What the task asks: Print all of the records below again without a single difference.

[App and web page records]
----------
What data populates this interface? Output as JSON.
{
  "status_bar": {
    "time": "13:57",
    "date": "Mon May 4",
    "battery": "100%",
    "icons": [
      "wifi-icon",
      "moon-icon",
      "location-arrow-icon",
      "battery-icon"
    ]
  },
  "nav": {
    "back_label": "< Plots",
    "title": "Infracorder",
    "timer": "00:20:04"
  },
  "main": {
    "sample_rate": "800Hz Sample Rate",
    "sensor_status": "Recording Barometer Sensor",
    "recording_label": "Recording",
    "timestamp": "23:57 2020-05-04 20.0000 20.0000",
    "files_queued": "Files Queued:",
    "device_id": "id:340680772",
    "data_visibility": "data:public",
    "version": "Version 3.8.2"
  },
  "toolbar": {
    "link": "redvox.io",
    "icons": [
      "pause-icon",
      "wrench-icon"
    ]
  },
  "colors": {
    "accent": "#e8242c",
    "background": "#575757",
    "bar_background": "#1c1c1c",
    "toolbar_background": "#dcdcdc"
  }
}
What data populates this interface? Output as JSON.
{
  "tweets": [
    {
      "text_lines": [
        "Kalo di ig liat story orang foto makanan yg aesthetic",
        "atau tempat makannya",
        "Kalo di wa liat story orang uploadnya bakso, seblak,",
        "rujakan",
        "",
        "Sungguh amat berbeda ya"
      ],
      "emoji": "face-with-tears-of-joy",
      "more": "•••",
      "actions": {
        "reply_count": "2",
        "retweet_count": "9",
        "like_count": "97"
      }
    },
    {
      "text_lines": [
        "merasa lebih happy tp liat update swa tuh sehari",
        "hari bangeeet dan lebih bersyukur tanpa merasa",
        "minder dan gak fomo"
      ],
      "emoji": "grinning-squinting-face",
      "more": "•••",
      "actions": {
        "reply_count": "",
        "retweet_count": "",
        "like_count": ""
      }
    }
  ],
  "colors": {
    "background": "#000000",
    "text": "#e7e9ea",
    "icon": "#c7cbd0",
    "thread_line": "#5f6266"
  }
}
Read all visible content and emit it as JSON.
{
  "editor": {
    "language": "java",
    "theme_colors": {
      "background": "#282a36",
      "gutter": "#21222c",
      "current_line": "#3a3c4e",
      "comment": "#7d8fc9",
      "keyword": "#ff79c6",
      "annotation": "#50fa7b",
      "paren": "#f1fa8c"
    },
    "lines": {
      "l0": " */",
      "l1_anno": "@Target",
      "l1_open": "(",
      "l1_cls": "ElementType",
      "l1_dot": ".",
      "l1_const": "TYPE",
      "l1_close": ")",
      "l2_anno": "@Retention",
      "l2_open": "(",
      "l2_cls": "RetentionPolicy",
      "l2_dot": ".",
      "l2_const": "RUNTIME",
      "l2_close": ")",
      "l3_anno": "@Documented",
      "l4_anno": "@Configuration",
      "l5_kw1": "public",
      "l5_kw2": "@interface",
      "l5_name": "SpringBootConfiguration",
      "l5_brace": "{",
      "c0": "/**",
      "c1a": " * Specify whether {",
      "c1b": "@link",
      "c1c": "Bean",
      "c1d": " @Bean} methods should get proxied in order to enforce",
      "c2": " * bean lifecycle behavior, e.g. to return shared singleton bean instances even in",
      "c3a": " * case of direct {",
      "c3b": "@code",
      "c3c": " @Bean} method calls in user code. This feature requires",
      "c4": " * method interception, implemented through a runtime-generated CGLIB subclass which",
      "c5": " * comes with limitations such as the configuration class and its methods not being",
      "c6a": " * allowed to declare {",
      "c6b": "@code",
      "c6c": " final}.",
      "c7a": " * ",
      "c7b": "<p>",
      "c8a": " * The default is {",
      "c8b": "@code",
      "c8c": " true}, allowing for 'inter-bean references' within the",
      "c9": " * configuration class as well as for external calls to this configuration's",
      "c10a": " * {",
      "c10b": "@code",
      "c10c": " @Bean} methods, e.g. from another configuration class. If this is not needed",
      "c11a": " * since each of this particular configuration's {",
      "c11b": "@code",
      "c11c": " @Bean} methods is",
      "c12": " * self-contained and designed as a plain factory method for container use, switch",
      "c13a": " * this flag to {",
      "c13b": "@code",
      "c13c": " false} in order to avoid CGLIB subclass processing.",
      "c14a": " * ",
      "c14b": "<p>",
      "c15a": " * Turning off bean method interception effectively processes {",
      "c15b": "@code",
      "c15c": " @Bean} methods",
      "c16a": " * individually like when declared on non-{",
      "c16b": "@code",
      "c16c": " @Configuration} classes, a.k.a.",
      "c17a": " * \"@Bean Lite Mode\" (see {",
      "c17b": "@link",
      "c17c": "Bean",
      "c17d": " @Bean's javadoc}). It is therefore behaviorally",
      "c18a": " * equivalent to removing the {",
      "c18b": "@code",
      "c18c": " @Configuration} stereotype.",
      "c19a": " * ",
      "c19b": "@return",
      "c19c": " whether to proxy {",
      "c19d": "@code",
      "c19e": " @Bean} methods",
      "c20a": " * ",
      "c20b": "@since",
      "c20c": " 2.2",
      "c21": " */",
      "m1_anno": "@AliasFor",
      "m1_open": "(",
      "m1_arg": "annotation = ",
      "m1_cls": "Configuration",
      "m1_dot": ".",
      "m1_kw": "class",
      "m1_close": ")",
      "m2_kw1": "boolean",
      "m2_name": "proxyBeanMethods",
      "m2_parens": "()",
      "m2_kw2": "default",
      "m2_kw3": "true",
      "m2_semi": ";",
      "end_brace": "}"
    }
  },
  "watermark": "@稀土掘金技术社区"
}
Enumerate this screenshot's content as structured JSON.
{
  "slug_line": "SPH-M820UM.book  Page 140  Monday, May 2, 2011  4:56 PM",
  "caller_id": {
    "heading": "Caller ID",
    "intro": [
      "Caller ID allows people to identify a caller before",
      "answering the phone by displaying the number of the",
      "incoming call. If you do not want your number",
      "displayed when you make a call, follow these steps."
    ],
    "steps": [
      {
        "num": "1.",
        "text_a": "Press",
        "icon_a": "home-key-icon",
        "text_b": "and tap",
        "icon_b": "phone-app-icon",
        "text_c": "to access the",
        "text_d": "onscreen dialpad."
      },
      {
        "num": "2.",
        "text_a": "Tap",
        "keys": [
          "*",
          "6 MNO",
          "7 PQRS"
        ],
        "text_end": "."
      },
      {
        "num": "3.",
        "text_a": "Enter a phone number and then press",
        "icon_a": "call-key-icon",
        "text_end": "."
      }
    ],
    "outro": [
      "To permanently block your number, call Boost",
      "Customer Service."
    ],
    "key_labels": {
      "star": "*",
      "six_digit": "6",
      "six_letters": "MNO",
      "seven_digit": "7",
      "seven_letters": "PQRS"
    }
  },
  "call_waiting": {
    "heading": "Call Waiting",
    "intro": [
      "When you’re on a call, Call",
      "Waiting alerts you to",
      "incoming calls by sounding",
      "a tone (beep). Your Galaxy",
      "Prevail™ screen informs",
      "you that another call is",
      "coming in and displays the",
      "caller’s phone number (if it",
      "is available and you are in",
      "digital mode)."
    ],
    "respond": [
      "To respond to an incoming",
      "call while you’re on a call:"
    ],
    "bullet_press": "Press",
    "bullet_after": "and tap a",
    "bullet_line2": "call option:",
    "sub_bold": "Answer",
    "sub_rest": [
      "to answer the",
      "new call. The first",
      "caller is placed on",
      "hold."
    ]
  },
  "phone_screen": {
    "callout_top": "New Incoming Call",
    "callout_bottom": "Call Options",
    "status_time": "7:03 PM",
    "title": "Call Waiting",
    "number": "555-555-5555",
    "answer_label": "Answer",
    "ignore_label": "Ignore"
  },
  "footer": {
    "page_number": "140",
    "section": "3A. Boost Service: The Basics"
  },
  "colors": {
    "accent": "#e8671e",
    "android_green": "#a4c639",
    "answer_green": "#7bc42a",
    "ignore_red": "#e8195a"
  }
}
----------
Response for this exercise:
What data populates this interface? Output as JSON.
{
  "status_bar": {
    "time": "13:57",
    "date": "Mon May 4",
    "battery": "100%",
    "icons": [
      "wifi-icon",
      "moon-icon",
      "location-arrow-icon",
      "battery-icon"
    ]
  },
  "nav": {
    "back_label": "< Plots",
    "title": "Infracorder",
    "timer": "00:20:04"
  },
  "main": {
    "sample_rate": "800Hz Sample Rate",
    "sensor_status": "Recording Barometer Sensor",
    "recording_label": "Recording",
    "timestamp": "23:57 2020-05-04 20.0000 20.0000",
    "files_queued": "Files Queued:",
    "device_id": "id:340680772",
    "data_visibility": "data:public",
    "version": "Version 3.8.2"
  },
  "toolbar": {
    "link": "redvox.io",
    "icons": [
      "pause-icon",
      "wrench-icon"
    ]
  },
  "colors": {
    "accent": "#e8242c",
    "background": "#575757",
    "bar_background": "#1c1c1c",
    "toolbar_background": "#dcdcdc"
  }
}
What data populates this interface? Output as JSON.
{
  "tweets": [
    {
      "text_lines": [
        "Kalo di ig liat story orang foto makanan yg aesthetic",
        "atau tempat makannya",
        "Kalo di wa liat story orang uploadnya bakso, seblak,",
        "rujakan",
        "",
        "Sungguh amat berbeda ya"
      ],
      "emoji": "face-with-tears-of-joy",
      "more": "•••",
      "actions": {
        "reply_count": "2",
        "retweet_count": "9",
        "like_count": "97"
      }
    },
    {
      "text_lines": [
        "merasa lebih happy tp liat update swa tuh sehari",
        "hari bangeeet dan lebih bersyukur tanpa merasa",
        "minder dan gak fomo"
      ],
      "emoji": "grinning-squinting-face",
      "more": "•••",
      "actions": {
        "reply_count": "",
        "retweet_count": "",
        "like_count": ""
      }
    }
  ],
  "colors": {
    "background": "#000000",
    "text": "#e7e9ea",
    "icon": "#c7cbd0",
    "thread_line": "#5f6266"
  }
}
Read all visible content and emit it as JSON.
{
  "editor": {
    "language": "java",
    "theme_colors": {
      "background": "#282a36",
      "gutter": "#21222c",
      "current_line": "#3a3c4e",
      "comment": "#7d8fc9",
      "keyword": "#ff79c6",
      "annotation": "#50fa7b",
      "paren": "#f1fa8c"
    },
    "lines": {
      "l0": " */",
      "l1_anno": "@Target",
      "l1_open": "(",
      "l1_cls": "ElementType",
      "l1_dot": ".",
      "l1_const": "TYPE",
      "l1_close": ")",
      "l2_anno": "@Retention",
      "l2_open": "(",
      "l2_cls": "RetentionPolicy",
      "l2_dot": ".",
      "l2_const": "RUNTIME",
      "l2_close": ")",
      "l3_anno": "@Documented",
      "l4_anno": "@Configuration",
      "l5_kw1": "public",
      "l5_kw2": "@interface",
      "l5_name": "SpringBootConfiguration",
      "l5_brace": "{",
      "c0": "/**",
      "c1a": " * Specify whether {",
      "c1b": "@link",
      "c1c": "Bean",
      "c1d": " @Bean} methods should get proxied in order to enforce",
      "c2": " * bean lifecycle behavior, e.g. to return shared singleton bean instances even in",
      "c3a": " * case of direct {",
      "c3b": "@code",
      "c3c": " @Bean} method calls in user code. This feature requires",
      "c4": " * method interception, implemented through a runtime-generated CGLIB subclass which",
      "c5": " * comes with limitations such as the configuration class and its methods not being",
      "c6a": " * allowed to declare {",
      "c6b": "@code",
      "c6c": " final}.",
      "c7a": " * ",
      "c7b": "<p>",
      "c8a": " * The default is {",
      "c8b": "@code",
      "c8c": " true}, allowing for 'inter-bean references' within the",
      "c9": " * configuration class as well as for external calls to this configuration's",
      "c10a": " * {",
      "c10b": "@code",
      "c10c": " @Bean} methods, e.g. from another configuration class. If this is not needed",
      "c11a": " * since each of this particular configuration's {",
      "c11b": "@code",
      "c11c": " @Bean} methods is",
      "c12": " * self-contained and designed as a plain factory method for container use, switch",
      "c13a": " * this flag to {",
      "c13b": "@code",
      "c13c": " false} in order to avoid CGLIB subclass processing.",
      "c14a": " * ",
      "c14b": "<p>",
      "c15a": " * Turning off bean method interception effectively processes {",
      "c15b": "@code",
      "c15c": " @Bean} methods",
      "c16a": " * individually like when declared on non-{",
      "c16b": "@code",
      "c16c": " @Configuration} classes, a.k.a.",
      "c17a": " * \"@Bean Lite Mode\" (see {",
      "c17b": "@link",
      "c17c": "Bean",
      "c17d": " @Bean's javadoc}). It is therefore behaviorally",
      "c18a": " * equivalent to removing the {",
      "c18b": "@code",
      "c18c": " @Configuration} stereotype.",
      "c19a": " * ",
      "c19b": "@return",
      "c19c": " whether to proxy {",
      "c19d": "@code",
      "c19e": " @Bean} methods",
      "c20a": " * ",
      "c20b": "@since",
      "c20c": " 2.2",
      "c21": " */",
      "m1_anno": "@AliasFor",
      "m1_open": "(",
      "m1_arg": "annotation = ",
      "m1_cls": "Configuration",
      "m1_dot": ".",
      "m1_kw": "class",
      "m1_close": ")",
      "m2_kw1": "boolean",
      "m2_name": "proxyBeanMethods",
      "m2_parens": "()",
      "m2_kw2": "default",
      "m2_kw3": "true",
      "m2_semi": ";",
      "end_brace": "}"
    }
  },
  "watermark": "@稀土掘金技术社区"
}
Enumerate this screenshot's content as structured JSON.
{
  "slug_line": "SPH-M820UM.book  Page 140  Monday, May 2, 2011  4:56 PM",
  "caller_id": {
    "heading": "Caller ID",
    "intro": [
      "Caller ID allows people to identify a caller before",
      "answering the phone by displaying the number of the",
      "incoming call. If you do not want your number",
      "displayed when you make a call, follow these steps."
    ],
    "steps": [
      {
        "num": "1.",
        "text_a": "Press",
        "icon_a": "home-key-icon",
        "text_b": "and tap",
        "icon_b": "phone-app-icon",
        "text_c": "to access the",
        "text_d": "onscreen dialpad."
      },
      {
        "num": "2.",
        "text_a": "Tap",
        "keys": [
          "*",
          "6 MNO",
          "7 PQRS"
        ],
        "text_end": "."
      },
      {
        "num": "3.",
        "text_a": "Enter a phone number and then press",
        "icon_a": "call-key-icon",
        "text_end": "."
      }
    ],
    "outro": [
      "To permanently block your number, call Boost",
      "Customer Service."
    ],
    "key_labels": {
      "star": "*",
      "six_digit": "6",
      "six_letters": "MNO",
      "seven_digit": "7",
      "seven_letters": "PQRS"
    }
  },
  "call_waiting": {
    "heading": "Call Waiting",
    "intro": [
      "When you’re on a call, Call",
      "Waiting alerts you to",
      "incoming calls by sounding",
      "a tone (beep). Your Galaxy",
      "Prevail™ screen informs",
      "you that another call is",
      "coming in and displays the",
      "caller’s phone number (if it",
      "is available and you are in",
      "digital mode)."
    ],
    "respond": [
      "To respond to an incoming",
      "call while you’re on a call:"
    ],
    "bullet_press": "Press",
    "bullet_after": "and tap a",
    "bullet_line2": "call option:",
    "sub_bold": "Answer",
    "sub_rest": [
      "to answer the",
      "new call. The first",
      "caller is placed on",
      "hold."
    ]
  },
  "phone_screen": {
    "callout_top": "New Incoming Call",
    "callout_bottom": "Call Options",
    "status_time": "7:03 PM",
    "title": "Call Waiting",
    "number": "555-555-5555",
    "answer_label": "Answer",
    "ignore_label": "Ignore"
  },
  "footer": {
    "page_number": "140",
    "section": "3A. Boost Service: The Basics"
  },
  "colors": {
    "accent": "#e8671e",
    "android_green": "#a4c639",
    "answer_green": "#7bc42a",
    "ignore_red": "#e8195a"
  }
}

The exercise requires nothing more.